I held your sleeping face in my hands and I lay full length against you. All of your sex pressed on me – your skin and your tiny mammal hairs tangled with mine. Our cells split to merge in a wonderful new reality cooking show, “The Bottomless Sex Pot,” and we featured a stew, savory, rich, complex and nourishing, full of carrots and cocks and lentils and vaginas. I don’t even know how it happened, but I know you were so delicious, so pungent, I can roll the memory of your taste in my mind’s mouth now.

Thank you for speaking to me, even if you didn’t know you were. You sent me an S.O.S., a message in a bottle and I got it, because I was meant to, and because after all, I may be the shore but you are the ocean.

Since this is an absolute fact, we can proceed. This means we have the capacity to alter the landscape. Never forget, in those moments of fear and doubt and terrifying loneliness, that this is your power. But unless we link with one another we’re lost to it.

And unless I stay linked to my former mind, even as memory, I may be lost to me, too. I was watching the etiolated queerness of Jake Gyllenhaal, mesmerized by his strange, personal masculinity, as his character in Rendition watched a man be tortured. As the narrative diverted me from my Jake scan I watched myself watch the torture. A shift has taken place.

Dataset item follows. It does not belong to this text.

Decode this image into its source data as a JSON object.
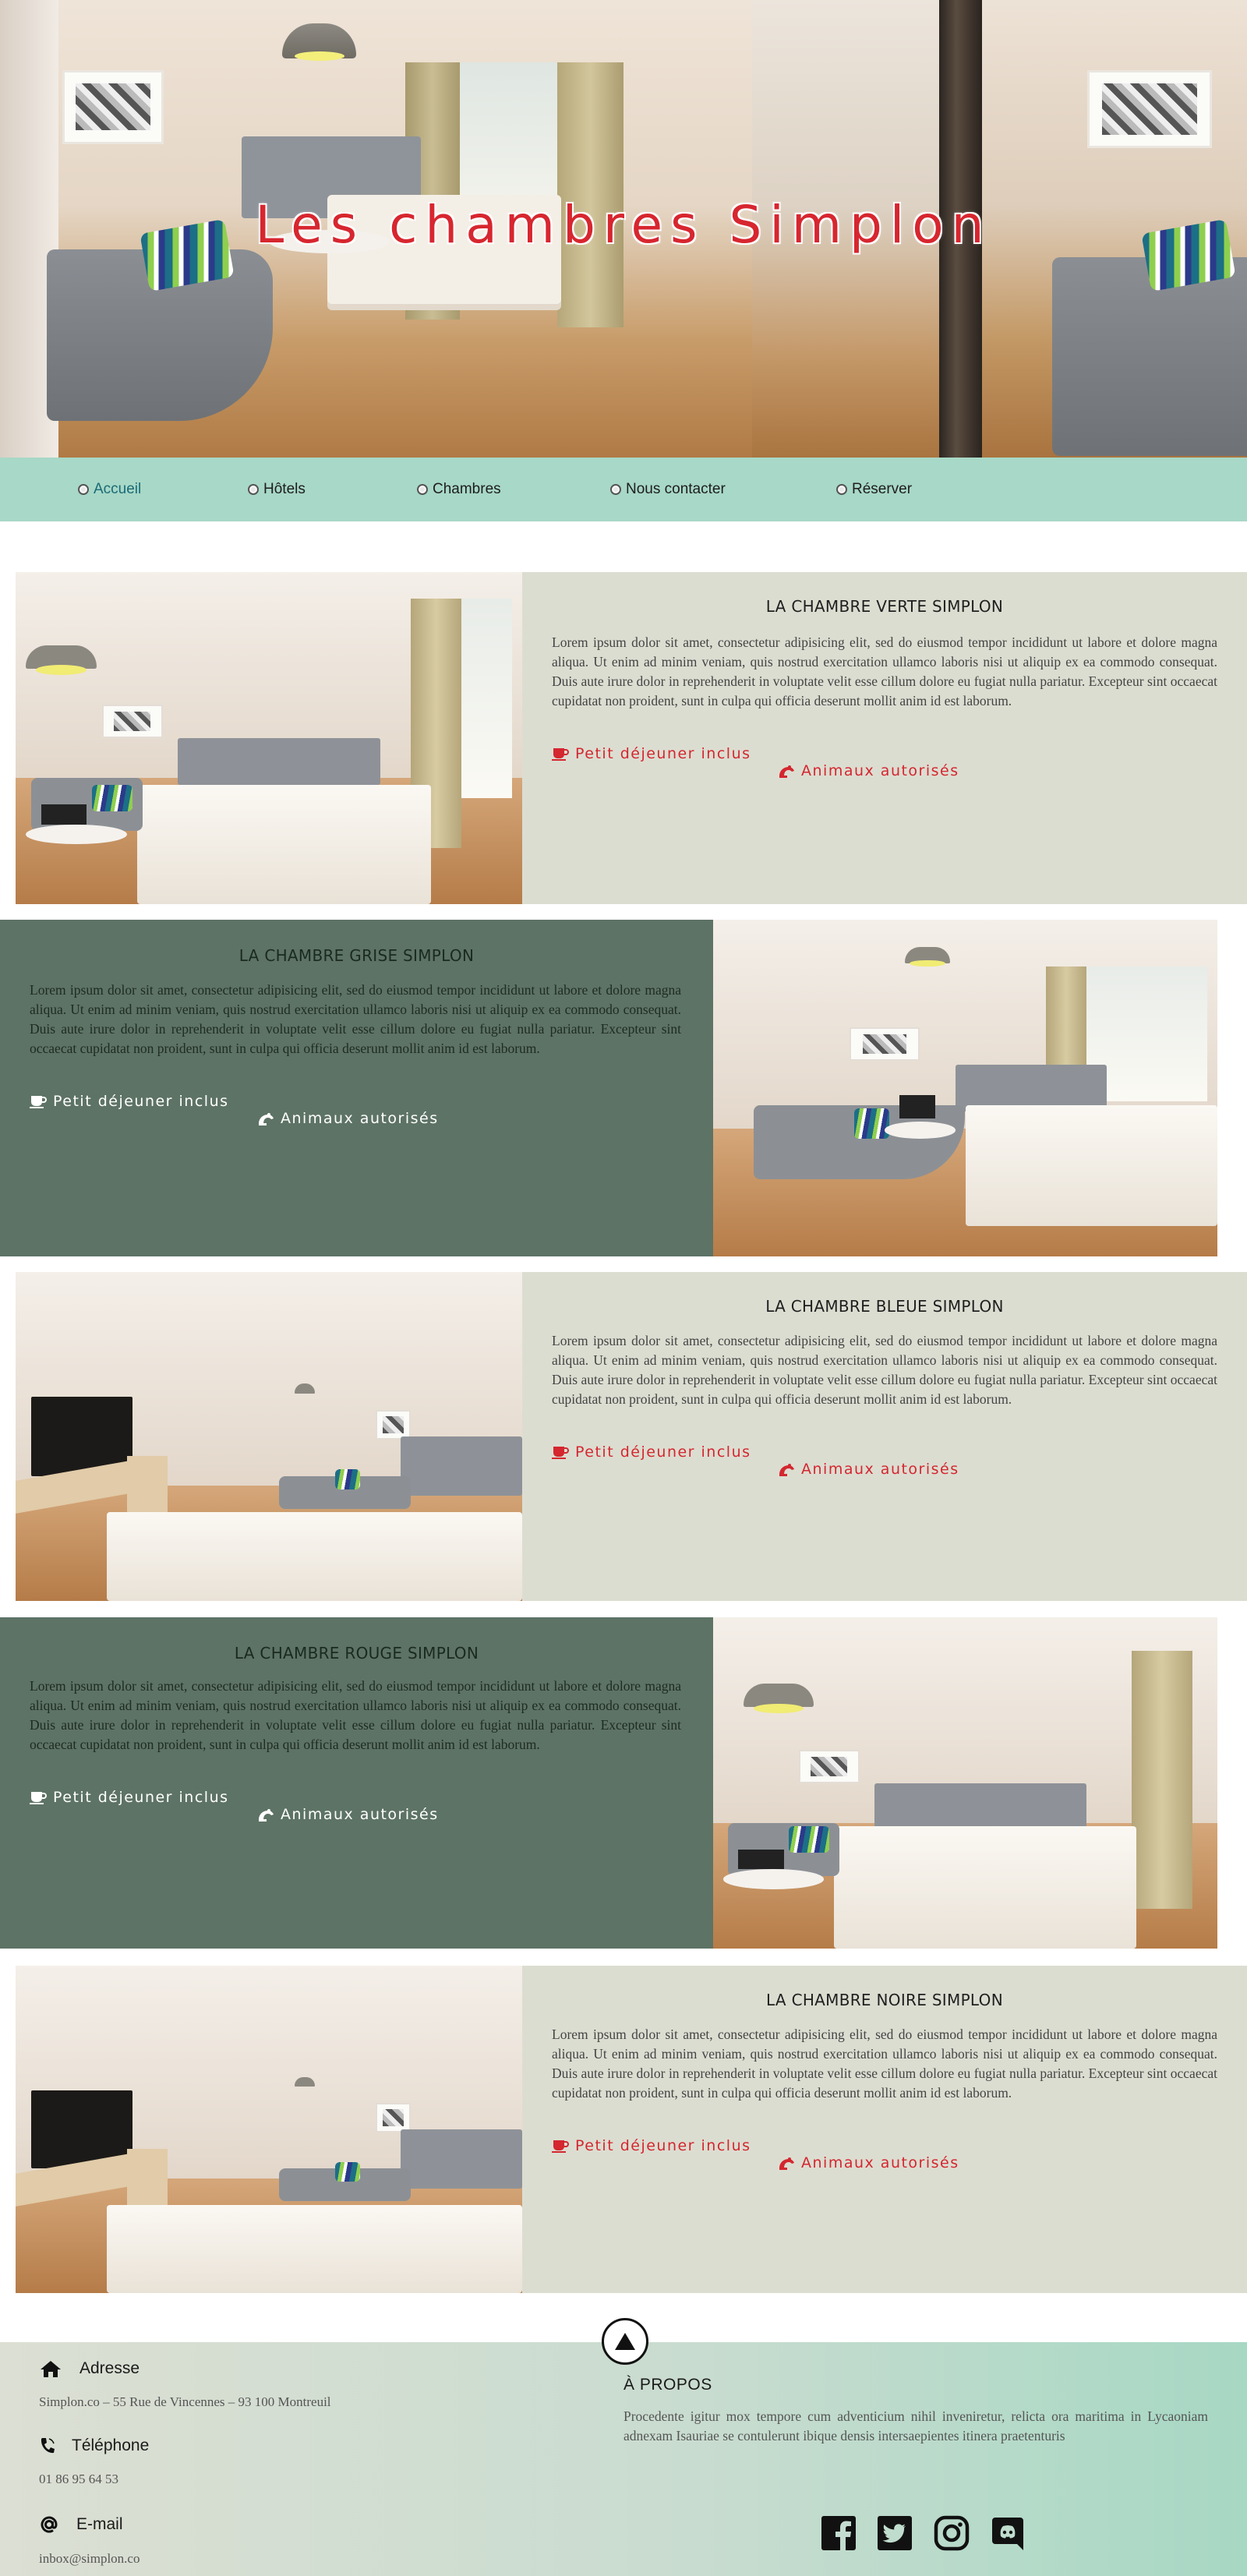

I’m convinced women receive – because I did – vast amounts of information from a variety of dimensions. It was wonderful and overwhelming and hideous, to be moving through the gelatinous psychic residue of others, all the time. Women can be suspended like carrots in bad church jello, trapped by their own accumulating information, the reception of which is autonomic for most. I’m also thoroughly convinced that the world is not run by men because of greater upper-body strength – I’m confident as a man can be that men rule this roost by their capacity to focus, to hone in. If they’re lucky, sensitive men they may receive a tenth of the psychic and emotional effluvia that women must ford every waking day.

As a hormonally-different being, I see myself stripped of an empathy – my dendrites follow the alpha sun, the job at hand – that was nearly crippling for me as a “woman.” I may feel moral horror, and I certainly have empathy, but gone are the chills, the cellular identification with the pain of another. I watch torture and I think “this must happen all the time,” which is distinctly different from the “fuck oh my god oh my god how can this be happening” which used to cycle as a soothing mantra during my lady time. Other people’s pain barely touches me, it seems.

I tell this to Jessica who relates that men don’t wake up to sounds that wake women up, like babies crying. I can feel how I have hormonally become That Guy.

These subtle shifts are important. They teach me about The Other. I want 2010 to be about communication, about hearing people and being heard. I need to understand the language you move to, and by shooting hormones every week I am beginning to learn some new tongue. It is sparer, has more clarity, is even visually less diffuse than my old language, my old vision. I understand alpha in new ways – it’s deep and compulsive; I watch the neurochemistry of transguys be pulled like iron to the magnetic and repulsive Top Dog, we’re at its mercy if we’re snoozing or not paying attention. I watch my transmale friends be assholes around women, with utter sincerity.

Let’s keep one another from the narcotic trap, the hormonal lure attached to the forehead of an angry social construct. Let’s watch like hunters, follow our own spoor, chart our changes. We can nudge this thing, turn it off-course, shift the shore and sail into a sweet, sweet sunset if we link, wake each other up from the dream of gendered superiority, honor the mother/father/sister/brother/other in us all.

Hush now and listen. Our brains are calling.